== RECORD EXCERPTS
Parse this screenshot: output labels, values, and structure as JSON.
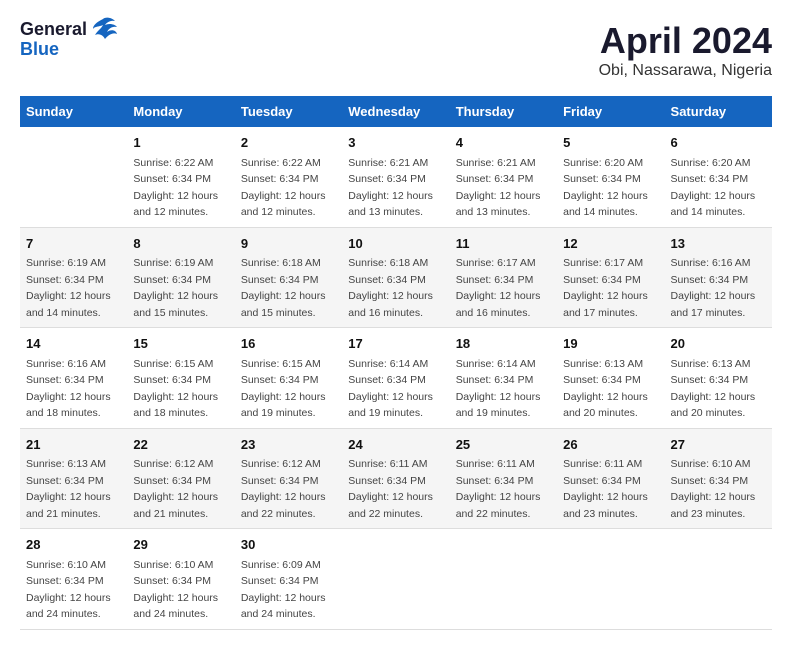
{
  "header": {
    "logo_general": "General",
    "logo_blue": "Blue",
    "title": "April 2024",
    "subtitle": "Obi, Nassarawa, Nigeria"
  },
  "calendar": {
    "days_of_week": [
      "Sunday",
      "Monday",
      "Tuesday",
      "Wednesday",
      "Thursday",
      "Friday",
      "Saturday"
    ],
    "weeks": [
      [
        {
          "day": "",
          "info": ""
        },
        {
          "day": "1",
          "info": "Sunrise: 6:22 AM\nSunset: 6:34 PM\nDaylight: 12 hours\nand 12 minutes."
        },
        {
          "day": "2",
          "info": "Sunrise: 6:22 AM\nSunset: 6:34 PM\nDaylight: 12 hours\nand 12 minutes."
        },
        {
          "day": "3",
          "info": "Sunrise: 6:21 AM\nSunset: 6:34 PM\nDaylight: 12 hours\nand 13 minutes."
        },
        {
          "day": "4",
          "info": "Sunrise: 6:21 AM\nSunset: 6:34 PM\nDaylight: 12 hours\nand 13 minutes."
        },
        {
          "day": "5",
          "info": "Sunrise: 6:20 AM\nSunset: 6:34 PM\nDaylight: 12 hours\nand 14 minutes."
        },
        {
          "day": "6",
          "info": "Sunrise: 6:20 AM\nSunset: 6:34 PM\nDaylight: 12 hours\nand 14 minutes."
        }
      ],
      [
        {
          "day": "7",
          "info": "Sunrise: 6:19 AM\nSunset: 6:34 PM\nDaylight: 12 hours\nand 14 minutes."
        },
        {
          "day": "8",
          "info": "Sunrise: 6:19 AM\nSunset: 6:34 PM\nDaylight: 12 hours\nand 15 minutes."
        },
        {
          "day": "9",
          "info": "Sunrise: 6:18 AM\nSunset: 6:34 PM\nDaylight: 12 hours\nand 15 minutes."
        },
        {
          "day": "10",
          "info": "Sunrise: 6:18 AM\nSunset: 6:34 PM\nDaylight: 12 hours\nand 16 minutes."
        },
        {
          "day": "11",
          "info": "Sunrise: 6:17 AM\nSunset: 6:34 PM\nDaylight: 12 hours\nand 16 minutes."
        },
        {
          "day": "12",
          "info": "Sunrise: 6:17 AM\nSunset: 6:34 PM\nDaylight: 12 hours\nand 17 minutes."
        },
        {
          "day": "13",
          "info": "Sunrise: 6:16 AM\nSunset: 6:34 PM\nDaylight: 12 hours\nand 17 minutes."
        }
      ],
      [
        {
          "day": "14",
          "info": "Sunrise: 6:16 AM\nSunset: 6:34 PM\nDaylight: 12 hours\nand 18 minutes."
        },
        {
          "day": "15",
          "info": "Sunrise: 6:15 AM\nSunset: 6:34 PM\nDaylight: 12 hours\nand 18 minutes."
        },
        {
          "day": "16",
          "info": "Sunrise: 6:15 AM\nSunset: 6:34 PM\nDaylight: 12 hours\nand 19 minutes."
        },
        {
          "day": "17",
          "info": "Sunrise: 6:14 AM\nSunset: 6:34 PM\nDaylight: 12 hours\nand 19 minutes."
        },
        {
          "day": "18",
          "info": "Sunrise: 6:14 AM\nSunset: 6:34 PM\nDaylight: 12 hours\nand 19 minutes."
        },
        {
          "day": "19",
          "info": "Sunrise: 6:13 AM\nSunset: 6:34 PM\nDaylight: 12 hours\nand 20 minutes."
        },
        {
          "day": "20",
          "info": "Sunrise: 6:13 AM\nSunset: 6:34 PM\nDaylight: 12 hours\nand 20 minutes."
        }
      ],
      [
        {
          "day": "21",
          "info": "Sunrise: 6:13 AM\nSunset: 6:34 PM\nDaylight: 12 hours\nand 21 minutes."
        },
        {
          "day": "22",
          "info": "Sunrise: 6:12 AM\nSunset: 6:34 PM\nDaylight: 12 hours\nand 21 minutes."
        },
        {
          "day": "23",
          "info": "Sunrise: 6:12 AM\nSunset: 6:34 PM\nDaylight: 12 hours\nand 22 minutes."
        },
        {
          "day": "24",
          "info": "Sunrise: 6:11 AM\nSunset: 6:34 PM\nDaylight: 12 hours\nand 22 minutes."
        },
        {
          "day": "25",
          "info": "Sunrise: 6:11 AM\nSunset: 6:34 PM\nDaylight: 12 hours\nand 22 minutes."
        },
        {
          "day": "26",
          "info": "Sunrise: 6:11 AM\nSunset: 6:34 PM\nDaylight: 12 hours\nand 23 minutes."
        },
        {
          "day": "27",
          "info": "Sunrise: 6:10 AM\nSunset: 6:34 PM\nDaylight: 12 hours\nand 23 minutes."
        }
      ],
      [
        {
          "day": "28",
          "info": "Sunrise: 6:10 AM\nSunset: 6:34 PM\nDaylight: 12 hours\nand 24 minutes."
        },
        {
          "day": "29",
          "info": "Sunrise: 6:10 AM\nSunset: 6:34 PM\nDaylight: 12 hours\nand 24 minutes."
        },
        {
          "day": "30",
          "info": "Sunrise: 6:09 AM\nSunset: 6:34 PM\nDaylight: 12 hours\nand 24 minutes."
        },
        {
          "day": "",
          "info": ""
        },
        {
          "day": "",
          "info": ""
        },
        {
          "day": "",
          "info": ""
        },
        {
          "day": "",
          "info": ""
        }
      ]
    ]
  }
}
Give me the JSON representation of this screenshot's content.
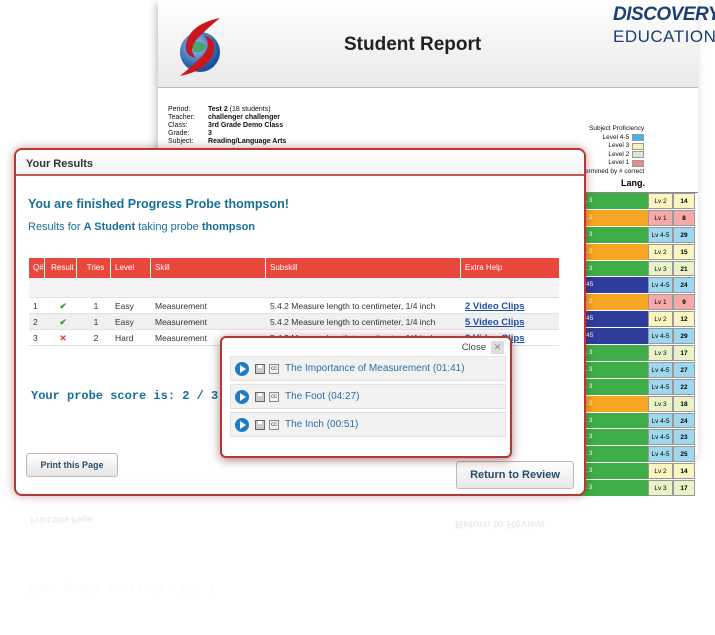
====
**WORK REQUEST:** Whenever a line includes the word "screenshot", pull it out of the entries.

**WRITTEN SOLUTION:**
Parse this screenshot: output labels, values, and structure as JSON.
Give me the JSON representation of this screenshot's content.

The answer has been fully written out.